Starting with Spirit is a spiritual and professional resource for new pastors, their family members, and congregations, as well as ministers in every season of ministry who seek to grow in vitality and skill in the ongoing adventure of ministry. For more than thirty years, Bruce Epperly has followed the call of the spirit, moving through his vocations as a congregational pastor, university chaplain, seminary and university professor, and seminary administrator. Drawing on these experiences, he addresses the new pastor's transition from seminary student to congregational leader; pastoral authority; the 'honeymoon;' boundaries; death; the pastor's spiritual life, health, and relationships; the role of the associate pastor; and continuing education.
This Odd and Wondrous Calling offers something different from most books available on ministry. Two people still pastoring reflect honestly here on both the joys and the challenges of their vocation. / Anecdotal and extremely readable, the book covers a diversity of subjects revealing the incredible variety of a pastor?s day. The chapters move from comedy to pathos, story to theology, Scripture to contemporary culture. This Odd and Wondrous Calling is both serious and fun and is ideal for those who are considering the ministry or who want a better understanding of their own minister?s life.
"Homelessness, violence, troubled schools, fraying families - how can people of faith address such deplorable public realities? Through interviews as instructive as they are inspiring, Travelers on the Journey brings readers face-to-face with six socially engaged pastors who serve congregations and communities from rural Arkansas to urban Atlanta."--BOOK JACKET.Title Summary field provided by Blackwell North America, Inc. All Rights Reserved

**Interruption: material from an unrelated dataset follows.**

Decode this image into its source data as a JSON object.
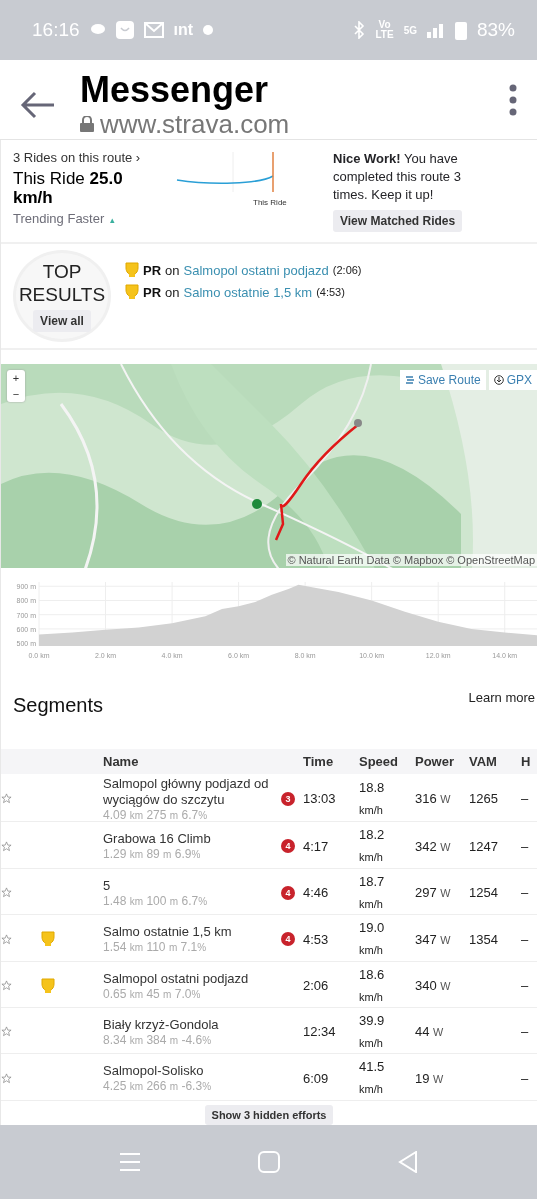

In these chapters, John R. Gunn mentors preachers and seminarians with "cogent, biblically-based reflections" in which he "confronts the realities and stereotypes of ministerial practice and character. . . . His advice, to young and old . . . is a salutary challenge to who we are and what we are to be about." (James L. Waits, president emeritus, The Fund for Theological Education). Men and women led to serve God through church leadership will find this book unfailingly insightful and inspiring.